1Up asked the following question to 17 various Game Developers:
“if you could, at the wave of a magic wand, overcome some technological hurdle in game development, what would it be? And more important, what would it allow you to do that you can’t do today? Ultimately, this is about you making the games you want to make. You can make one wish, or you can make three.”
The ones relating to Maxis caught my eye, as we have Will Wright along with Soren Johnson:
Good pathfinding. It’s surprising. You’d think that pathfinding’s a solved problem, yet even to this day, with incredibly powerful computers and software, pathfinding still ends up being the biggest pain in the ass imaginable. That’s where many, many games have the worst bugs and the biggest frustrations. Aside from that, I think general A.I., which is probably even more solvable than pathfinding.
A self-service digital distribution network. Digital distribution is key to a bright future for PC gaming. First, it tilts the economics strongly in favor of both the developer and — once retail is challenged — the consumer. Further, with services like Steam or TotalGaming, digital rights management is a bonus, not a penalty, as players can download their games to any PC in the world with an Internet connection.
As for myself, I share my wish with Josh Mosqueira, Design Director for Company of Heroes with a nonintrusive, unhackable copy protection for PC games. He goes on saying that Piracy hurts the PC gaming industry and forces the publishers to add intrusive copy-protection schemes that seem to do more to annoy legitimate buyers than stop people from downloading cracked bit torrents.

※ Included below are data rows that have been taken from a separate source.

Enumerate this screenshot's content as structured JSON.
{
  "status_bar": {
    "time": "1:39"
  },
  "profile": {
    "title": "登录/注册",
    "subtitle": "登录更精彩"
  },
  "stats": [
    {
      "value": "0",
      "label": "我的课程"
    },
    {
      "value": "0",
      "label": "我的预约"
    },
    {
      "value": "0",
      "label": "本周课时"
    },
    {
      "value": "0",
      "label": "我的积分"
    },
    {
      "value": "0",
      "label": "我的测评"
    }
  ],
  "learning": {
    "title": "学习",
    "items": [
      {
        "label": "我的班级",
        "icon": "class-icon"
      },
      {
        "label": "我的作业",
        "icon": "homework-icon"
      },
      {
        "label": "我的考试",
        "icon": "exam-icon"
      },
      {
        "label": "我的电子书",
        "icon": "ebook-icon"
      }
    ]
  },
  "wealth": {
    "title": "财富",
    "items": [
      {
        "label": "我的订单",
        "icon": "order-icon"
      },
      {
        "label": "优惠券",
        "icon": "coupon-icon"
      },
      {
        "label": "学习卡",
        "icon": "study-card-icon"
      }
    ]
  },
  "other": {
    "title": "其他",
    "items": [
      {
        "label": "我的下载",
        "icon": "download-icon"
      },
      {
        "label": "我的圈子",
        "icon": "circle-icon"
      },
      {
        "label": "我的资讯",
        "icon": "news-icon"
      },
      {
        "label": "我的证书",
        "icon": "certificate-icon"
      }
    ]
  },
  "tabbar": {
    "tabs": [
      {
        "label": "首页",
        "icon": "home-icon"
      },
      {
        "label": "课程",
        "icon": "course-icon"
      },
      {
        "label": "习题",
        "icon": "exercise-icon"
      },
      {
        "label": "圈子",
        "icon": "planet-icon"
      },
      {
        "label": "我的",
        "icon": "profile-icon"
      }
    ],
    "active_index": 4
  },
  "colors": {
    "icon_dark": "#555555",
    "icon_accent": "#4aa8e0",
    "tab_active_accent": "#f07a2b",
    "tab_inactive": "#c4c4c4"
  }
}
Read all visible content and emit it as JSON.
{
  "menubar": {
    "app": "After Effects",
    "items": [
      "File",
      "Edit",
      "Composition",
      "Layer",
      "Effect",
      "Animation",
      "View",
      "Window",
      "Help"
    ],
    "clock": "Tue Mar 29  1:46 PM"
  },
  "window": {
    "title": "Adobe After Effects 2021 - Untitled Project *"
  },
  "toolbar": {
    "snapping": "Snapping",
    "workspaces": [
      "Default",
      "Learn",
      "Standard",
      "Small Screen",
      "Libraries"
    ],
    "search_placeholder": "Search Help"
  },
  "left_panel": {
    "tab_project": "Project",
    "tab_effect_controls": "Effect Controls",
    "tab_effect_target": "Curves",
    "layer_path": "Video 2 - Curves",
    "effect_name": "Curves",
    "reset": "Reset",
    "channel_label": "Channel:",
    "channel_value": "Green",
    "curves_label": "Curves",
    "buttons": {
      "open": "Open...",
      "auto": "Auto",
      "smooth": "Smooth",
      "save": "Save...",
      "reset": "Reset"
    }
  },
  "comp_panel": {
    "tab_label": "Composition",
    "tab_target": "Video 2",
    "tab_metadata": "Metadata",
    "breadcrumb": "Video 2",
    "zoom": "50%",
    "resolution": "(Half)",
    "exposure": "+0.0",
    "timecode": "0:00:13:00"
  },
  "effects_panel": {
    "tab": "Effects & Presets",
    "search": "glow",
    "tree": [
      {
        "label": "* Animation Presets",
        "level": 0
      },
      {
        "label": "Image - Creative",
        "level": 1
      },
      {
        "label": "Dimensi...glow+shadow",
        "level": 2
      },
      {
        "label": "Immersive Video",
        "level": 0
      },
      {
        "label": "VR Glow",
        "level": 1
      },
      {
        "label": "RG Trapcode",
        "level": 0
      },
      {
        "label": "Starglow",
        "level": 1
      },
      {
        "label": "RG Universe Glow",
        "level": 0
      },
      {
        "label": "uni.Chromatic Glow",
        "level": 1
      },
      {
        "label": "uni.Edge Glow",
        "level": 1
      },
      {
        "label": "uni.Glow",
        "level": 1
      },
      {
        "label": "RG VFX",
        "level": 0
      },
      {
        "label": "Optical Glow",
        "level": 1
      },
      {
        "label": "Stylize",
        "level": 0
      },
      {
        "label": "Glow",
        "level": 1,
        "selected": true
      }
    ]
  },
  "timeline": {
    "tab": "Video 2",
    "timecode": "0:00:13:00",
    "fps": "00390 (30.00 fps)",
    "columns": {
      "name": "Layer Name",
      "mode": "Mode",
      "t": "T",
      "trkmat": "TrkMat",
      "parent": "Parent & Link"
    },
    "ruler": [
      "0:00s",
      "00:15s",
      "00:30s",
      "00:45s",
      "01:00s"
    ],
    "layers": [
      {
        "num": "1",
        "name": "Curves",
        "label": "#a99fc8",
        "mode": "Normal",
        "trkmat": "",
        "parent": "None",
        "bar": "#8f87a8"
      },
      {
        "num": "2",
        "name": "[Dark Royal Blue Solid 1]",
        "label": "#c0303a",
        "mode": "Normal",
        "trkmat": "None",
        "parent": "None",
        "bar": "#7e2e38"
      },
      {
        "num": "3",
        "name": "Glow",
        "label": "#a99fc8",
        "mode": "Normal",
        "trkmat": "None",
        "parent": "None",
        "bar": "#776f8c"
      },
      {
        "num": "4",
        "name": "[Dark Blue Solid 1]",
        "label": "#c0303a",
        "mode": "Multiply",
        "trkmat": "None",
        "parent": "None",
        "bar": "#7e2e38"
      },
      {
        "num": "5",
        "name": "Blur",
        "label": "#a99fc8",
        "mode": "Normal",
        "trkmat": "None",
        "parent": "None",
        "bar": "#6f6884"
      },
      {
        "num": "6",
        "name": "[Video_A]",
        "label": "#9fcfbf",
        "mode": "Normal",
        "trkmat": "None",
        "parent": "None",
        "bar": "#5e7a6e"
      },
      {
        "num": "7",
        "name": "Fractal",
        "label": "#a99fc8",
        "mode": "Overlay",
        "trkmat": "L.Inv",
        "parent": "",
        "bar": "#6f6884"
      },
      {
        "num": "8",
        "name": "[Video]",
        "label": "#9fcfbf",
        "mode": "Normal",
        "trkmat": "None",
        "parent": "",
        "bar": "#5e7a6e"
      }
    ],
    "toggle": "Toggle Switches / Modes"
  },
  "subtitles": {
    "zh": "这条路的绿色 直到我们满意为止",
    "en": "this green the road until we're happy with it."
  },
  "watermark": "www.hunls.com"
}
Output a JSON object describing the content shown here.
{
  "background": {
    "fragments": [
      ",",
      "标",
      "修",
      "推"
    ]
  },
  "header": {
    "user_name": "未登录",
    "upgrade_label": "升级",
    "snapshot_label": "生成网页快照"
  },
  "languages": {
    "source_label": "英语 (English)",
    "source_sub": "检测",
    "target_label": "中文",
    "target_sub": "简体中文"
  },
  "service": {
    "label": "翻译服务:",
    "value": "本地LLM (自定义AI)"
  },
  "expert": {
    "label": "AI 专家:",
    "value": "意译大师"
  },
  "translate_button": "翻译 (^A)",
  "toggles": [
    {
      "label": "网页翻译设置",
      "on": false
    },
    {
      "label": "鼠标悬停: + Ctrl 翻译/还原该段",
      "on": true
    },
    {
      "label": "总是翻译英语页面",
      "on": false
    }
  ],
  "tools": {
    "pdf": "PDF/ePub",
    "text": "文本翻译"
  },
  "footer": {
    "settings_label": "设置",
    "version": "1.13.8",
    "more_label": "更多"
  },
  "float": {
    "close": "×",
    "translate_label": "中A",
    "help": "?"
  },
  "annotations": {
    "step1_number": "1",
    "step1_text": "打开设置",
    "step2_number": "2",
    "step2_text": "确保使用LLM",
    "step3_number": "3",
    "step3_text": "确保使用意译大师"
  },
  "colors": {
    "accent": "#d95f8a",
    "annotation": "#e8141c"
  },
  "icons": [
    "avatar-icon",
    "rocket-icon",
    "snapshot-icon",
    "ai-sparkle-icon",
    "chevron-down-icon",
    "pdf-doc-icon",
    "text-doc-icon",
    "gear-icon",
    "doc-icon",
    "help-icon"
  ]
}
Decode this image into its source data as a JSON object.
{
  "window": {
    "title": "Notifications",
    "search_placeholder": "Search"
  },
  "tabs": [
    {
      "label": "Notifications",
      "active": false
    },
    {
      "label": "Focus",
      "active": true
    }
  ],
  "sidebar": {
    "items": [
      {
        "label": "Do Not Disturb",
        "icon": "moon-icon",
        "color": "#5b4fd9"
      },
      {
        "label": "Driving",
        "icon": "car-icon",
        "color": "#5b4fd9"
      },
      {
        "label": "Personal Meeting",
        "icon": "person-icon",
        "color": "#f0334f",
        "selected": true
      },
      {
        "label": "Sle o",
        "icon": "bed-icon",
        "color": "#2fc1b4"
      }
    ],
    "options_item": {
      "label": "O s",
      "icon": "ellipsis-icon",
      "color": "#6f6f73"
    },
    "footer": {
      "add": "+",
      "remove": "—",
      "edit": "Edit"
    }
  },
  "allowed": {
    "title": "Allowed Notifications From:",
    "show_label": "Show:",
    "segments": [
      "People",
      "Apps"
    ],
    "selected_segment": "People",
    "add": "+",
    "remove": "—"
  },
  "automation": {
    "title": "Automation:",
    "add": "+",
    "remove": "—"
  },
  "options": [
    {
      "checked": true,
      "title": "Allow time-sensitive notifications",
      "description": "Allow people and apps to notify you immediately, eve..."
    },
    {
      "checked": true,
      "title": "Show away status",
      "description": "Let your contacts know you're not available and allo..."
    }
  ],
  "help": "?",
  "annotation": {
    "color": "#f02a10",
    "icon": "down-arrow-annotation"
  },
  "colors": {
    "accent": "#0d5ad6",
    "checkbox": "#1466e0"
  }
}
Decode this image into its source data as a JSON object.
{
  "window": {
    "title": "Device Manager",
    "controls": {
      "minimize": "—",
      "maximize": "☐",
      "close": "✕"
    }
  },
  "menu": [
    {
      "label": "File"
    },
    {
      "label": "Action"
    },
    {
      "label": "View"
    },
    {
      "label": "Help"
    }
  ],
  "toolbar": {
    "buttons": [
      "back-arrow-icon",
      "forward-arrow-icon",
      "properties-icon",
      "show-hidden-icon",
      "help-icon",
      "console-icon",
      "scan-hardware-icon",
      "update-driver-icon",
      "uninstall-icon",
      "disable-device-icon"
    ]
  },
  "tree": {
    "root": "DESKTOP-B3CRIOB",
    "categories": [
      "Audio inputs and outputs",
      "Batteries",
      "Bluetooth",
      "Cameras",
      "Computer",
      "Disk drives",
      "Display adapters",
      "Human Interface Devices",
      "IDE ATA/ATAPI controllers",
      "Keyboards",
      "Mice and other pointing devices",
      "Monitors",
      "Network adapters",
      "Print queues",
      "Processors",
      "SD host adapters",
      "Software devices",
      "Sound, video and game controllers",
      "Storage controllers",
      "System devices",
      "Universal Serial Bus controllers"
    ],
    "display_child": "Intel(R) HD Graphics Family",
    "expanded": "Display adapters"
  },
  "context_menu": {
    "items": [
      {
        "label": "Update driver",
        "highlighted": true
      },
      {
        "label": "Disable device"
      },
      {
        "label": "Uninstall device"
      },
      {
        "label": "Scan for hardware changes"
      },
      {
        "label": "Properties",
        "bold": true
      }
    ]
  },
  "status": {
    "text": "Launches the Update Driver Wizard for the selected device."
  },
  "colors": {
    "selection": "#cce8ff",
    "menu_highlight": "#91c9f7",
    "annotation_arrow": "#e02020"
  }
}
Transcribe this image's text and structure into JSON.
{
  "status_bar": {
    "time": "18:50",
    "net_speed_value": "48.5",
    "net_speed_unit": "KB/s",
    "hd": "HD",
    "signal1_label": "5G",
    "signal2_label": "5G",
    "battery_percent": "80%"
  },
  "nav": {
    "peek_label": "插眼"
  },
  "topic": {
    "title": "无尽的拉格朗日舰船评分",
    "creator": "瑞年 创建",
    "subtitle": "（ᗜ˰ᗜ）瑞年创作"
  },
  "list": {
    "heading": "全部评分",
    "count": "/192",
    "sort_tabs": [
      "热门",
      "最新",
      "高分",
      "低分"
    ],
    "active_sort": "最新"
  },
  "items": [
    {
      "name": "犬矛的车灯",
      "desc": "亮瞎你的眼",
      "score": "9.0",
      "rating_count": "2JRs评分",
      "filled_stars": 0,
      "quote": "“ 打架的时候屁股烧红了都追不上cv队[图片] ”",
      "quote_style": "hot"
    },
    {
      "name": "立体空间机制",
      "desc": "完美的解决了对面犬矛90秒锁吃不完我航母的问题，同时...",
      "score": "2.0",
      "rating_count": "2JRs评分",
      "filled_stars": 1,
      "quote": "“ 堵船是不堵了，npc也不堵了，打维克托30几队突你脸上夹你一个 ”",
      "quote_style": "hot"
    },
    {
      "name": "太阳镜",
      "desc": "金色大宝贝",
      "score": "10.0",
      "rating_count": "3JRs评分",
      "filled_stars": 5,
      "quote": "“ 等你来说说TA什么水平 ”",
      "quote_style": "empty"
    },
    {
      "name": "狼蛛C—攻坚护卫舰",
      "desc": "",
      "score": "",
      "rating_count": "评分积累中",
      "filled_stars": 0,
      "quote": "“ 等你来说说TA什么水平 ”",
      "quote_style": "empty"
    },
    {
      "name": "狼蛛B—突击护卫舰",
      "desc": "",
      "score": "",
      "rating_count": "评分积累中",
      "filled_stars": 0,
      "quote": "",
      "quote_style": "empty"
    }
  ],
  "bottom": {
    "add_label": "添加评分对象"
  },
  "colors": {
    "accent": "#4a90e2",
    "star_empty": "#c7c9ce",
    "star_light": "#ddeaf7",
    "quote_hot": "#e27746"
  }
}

If only there was a software that could not be hacked or cracked, no limitations on activations or installations and doesn’t involve installing unknown programs on my computer, I’d support it.